I hope you and your loved ones are doing well.
Given the events on our roads and at the petrol pumps recently, I thought you might appreciate an update on the measures we’re taking both to stop the protesters and alleviate fuel and other distribution strains post-Covid.
First, the Insulate Britain protests. As you will have seen protesters have been walking onto motorways, gluing themselves to carriageways, and blocking traffic on vital roads. Targets have included the M25, the Port of Dover, and the A1M in Welwyn Hatfield.
These protests are reckless and disruptive, as well as being counterproductive when it comes to pollution. The UK has the most ambitious plan to decarbonise transport of any major economy, but preventing people from travelling to work, delivering supplies and, in some cases, trying to get to hospital is simply unacceptable.
As Transport Secretary, I directed National Highways to take out injunctions against these protesters. Now if they attempt to block traffic again, they will be in contempt of court. This can result in up to six months in prison and unlimited fines.
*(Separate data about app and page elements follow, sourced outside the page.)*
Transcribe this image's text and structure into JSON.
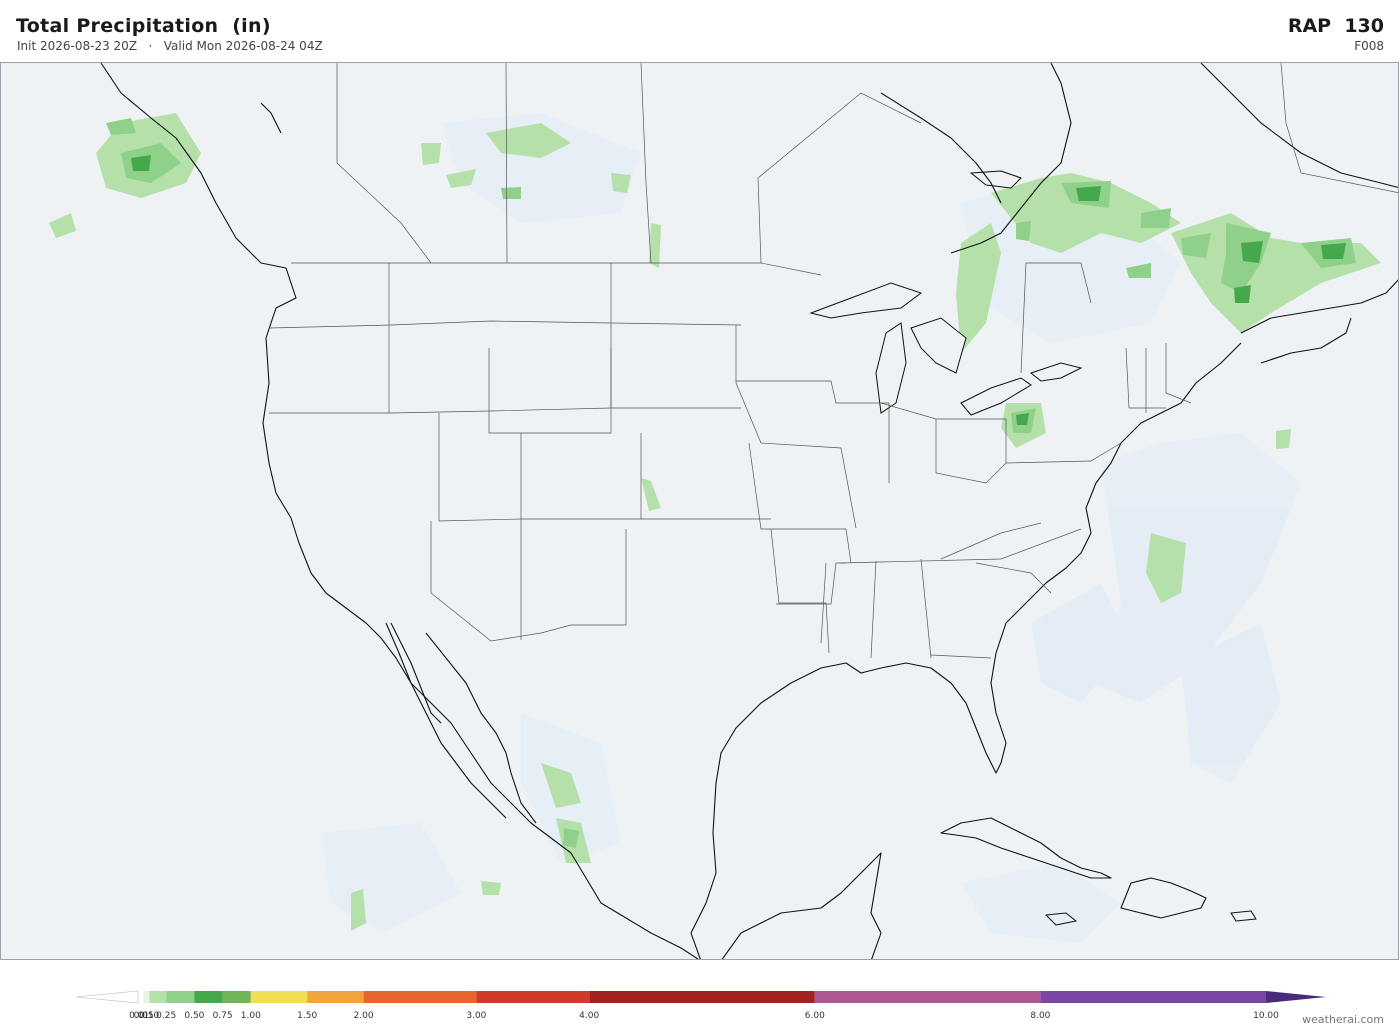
{
  "header": {
    "title": "Total Precipitation  (in)",
    "init": "Init 2026-08-23 20Z",
    "separator": "·",
    "valid": "Valid Mon 2026-08-24 04Z",
    "model": "RAP  130",
    "forecast_hour": "F008"
  },
  "legend": {
    "bins": [
      {
        "label": "0.01",
        "value": 0.01,
        "color": "#ffffff"
      },
      {
        "label": "0.05",
        "value": 0.05,
        "color": "#e6f5e1"
      },
      {
        "label": "0.10",
        "value": 0.1,
        "color": "#b5e0a9"
      },
      {
        "label": "0.25",
        "value": 0.25,
        "color": "#8fd18a"
      },
      {
        "label": "0.50",
        "value": 0.5,
        "color": "#45a94c"
      },
      {
        "label": "0.75",
        "value": 0.75,
        "color": "#72b355"
      },
      {
        "label": "1.00",
        "value": 1.0,
        "color": "#f2dd56"
      },
      {
        "label": "1.50",
        "value": 1.5,
        "color": "#f0a43b"
      },
      {
        "label": "2.00",
        "value": 2.0,
        "color": "#e5672f"
      },
      {
        "label": "3.00",
        "value": 3.0,
        "color": "#d03a28"
      },
      {
        "label": "4.00",
        "value": 4.0,
        "color": "#a02320"
      },
      {
        "label": "6.00",
        "value": 6.0,
        "color": "#ae5893"
      },
      {
        "label": "8.00",
        "value": 8.0,
        "color": "#7b46a4"
      },
      {
        "label": "10.00",
        "value": 10.0,
        "color": "#4a2b79"
      }
    ],
    "ticks": [
      "0.01",
      "0.05",
      "0.10",
      "0.25",
      "0.50",
      "0.75",
      "1.00",
      "1.50",
      "2.00",
      "3.00",
      "4.00",
      "6.00",
      "8.00",
      "10.00"
    ]
  },
  "credit": "weatherai.com",
  "colors": {
    "land": "#eef2f5",
    "coast": "#111111",
    "border": "#555555",
    "light_precip": "#e6eef6",
    "green_light": "#b5e0a9",
    "green_mid": "#8fd18a",
    "green_dark": "#45a94c"
  }
}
Next, fuel supply and logistics more widely:
Countries from the USA to Europe and beyond are suffering a temporary Covid-related lorry driver shortage. With our excellent vaccine programme having released us from lockdown quicker than elsewhere – the UK economy is growing faster than any G7 (major) economy.
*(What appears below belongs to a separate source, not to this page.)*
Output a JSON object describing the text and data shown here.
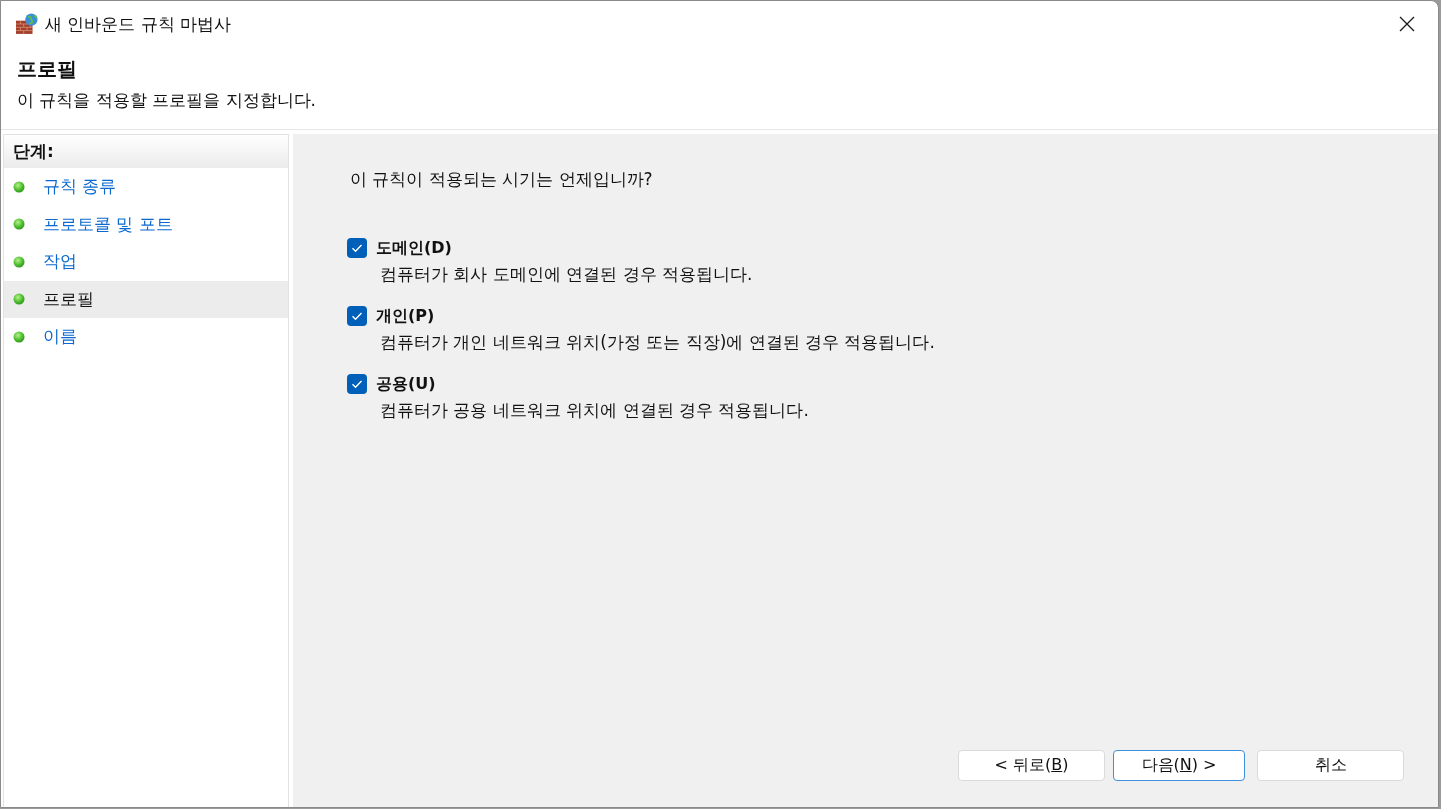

During the lockdowns, we were unable to provide HGV licence testing which should have brought 30,000 new truck drivers onto the road. However, since the spring we have been working to get more HGV tests done. And have so far taken more than 24 measures that have hugely expanded capacity.
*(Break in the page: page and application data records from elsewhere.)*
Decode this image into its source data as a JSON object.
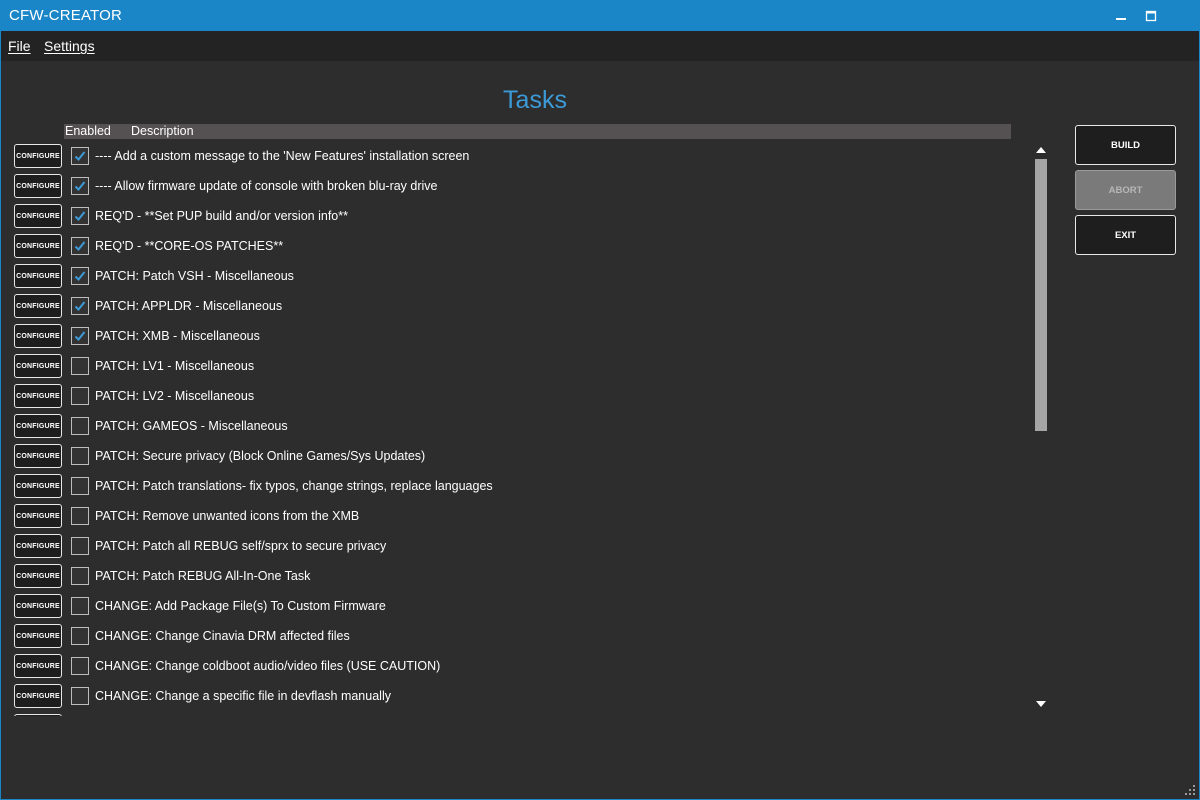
{
  "window": {
    "title": "CFW-CREATOR",
    "accent_color": "#1a86c8",
    "controls": {
      "minimize_icon": "minimize-icon",
      "maximize_icon": "maximize-icon"
    }
  },
  "menu": {
    "file": "File",
    "settings": "Settings"
  },
  "page": {
    "title": "Tasks",
    "title_color": "#3c9ad7"
  },
  "table": {
    "headers": {
      "enabled": "Enabled",
      "description": "Description"
    },
    "configure_label": "CONFIGURE",
    "rows": [
      {
        "enabled": true,
        "description": "---- Add a custom message to the 'New Features' installation screen"
      },
      {
        "enabled": true,
        "description": "---- Allow firmware update of console with broken blu-ray drive"
      },
      {
        "enabled": true,
        "description": "REQ'D - **Set PUP build and/or version info**"
      },
      {
        "enabled": true,
        "description": "REQ'D - **CORE-OS PATCHES**"
      },
      {
        "enabled": true,
        "description": "PATCH: Patch VSH - Miscellaneous"
      },
      {
        "enabled": true,
        "description": "PATCH: APPLDR - Miscellaneous"
      },
      {
        "enabled": true,
        "description": "PATCH: XMB - Miscellaneous"
      },
      {
        "enabled": false,
        "description": "PATCH: LV1 - Miscellaneous"
      },
      {
        "enabled": false,
        "description": "PATCH: LV2 - Miscellaneous"
      },
      {
        "enabled": false,
        "description": "PATCH: GAMEOS - Miscellaneous"
      },
      {
        "enabled": false,
        "description": "PATCH: Secure privacy (Block Online Games/Sys Updates)"
      },
      {
        "enabled": false,
        "description": "PATCH: Patch translations- fix typos, change strings, replace languages"
      },
      {
        "enabled": false,
        "description": "PATCH: Remove unwanted icons from the XMB"
      },
      {
        "enabled": false,
        "description": "PATCH: Patch all REBUG self/sprx to secure privacy"
      },
      {
        "enabled": false,
        "description": "PATCH: Patch REBUG All-In-One Task"
      },
      {
        "enabled": false,
        "description": "CHANGE: Add Package File(s) To Custom Firmware"
      },
      {
        "enabled": false,
        "description": "CHANGE: Change Cinavia DRM affected files"
      },
      {
        "enabled": false,
        "description": "CHANGE: Change coldboot audio/video files (USE CAUTION)"
      },
      {
        "enabled": false,
        "description": "CHANGE: Change a specific file in devflash manually"
      },
      {
        "enabled": false,
        "description": ""
      }
    ]
  },
  "actions": {
    "build": "BUILD",
    "abort": "ABORT",
    "exit": "EXIT"
  }
}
Even with this Coronavirus-related shortage of 300 tanker drivers, fuel pumps continued as usual for months. However, once the story was widely reported, demand inevitably grew, resulting in the queues for petrol that we recently saw. It is worth saying that at no point was there an actual shortage of fuel at any of the 6 refineries and 47 storage centres in the UK.
Which takes me to a wider point…
Lorry drivers are essential to our economy. They do an incredible job day and night. Yet unfortunately, their pay and conditions have been poor for years. Free movement whilst we were in the EU meant that many equally hardworking European drivers were attracted to drive here. A lower cost of living back home meant that lorry driving wages here were suppressed and job retention became a problem. To put numbers on it: 99% of UK lorry drivers are male and the average age is 55. In short, new recruits were not forthcoming because salaries were too low.
Better remuneration means that nearly a thousand HGV provisional licences are being applied for every day. At this rate, we will be able to fix the historic shortage of lorry drivers once and for all. In the short term, this country is grateful to dozens of men and women from the army for stepping in to fill up the gap.
As ever, if you have any queries about what’s happening or anything else that’s on your mind, feel free to email me via firstname.lastname@example.org (constituents) or call my constituency office on 01707 262632.
With warm wishes,
P.S. You can view the list of 24 measures I’ve taken to resolve the long-term lorry driver shortage below
Coronavirus has caused a global shortage in HGV drivers globally. Here are the 24 interventions delivered to tackle the lorry driver shortage and improve fuel supply with more petrol delivered than dispensed yesterday. pic.twitter.com/RvWTQHKrmI— Rt Hon Grant Shapps MP (@grantshapps) September 30, 2021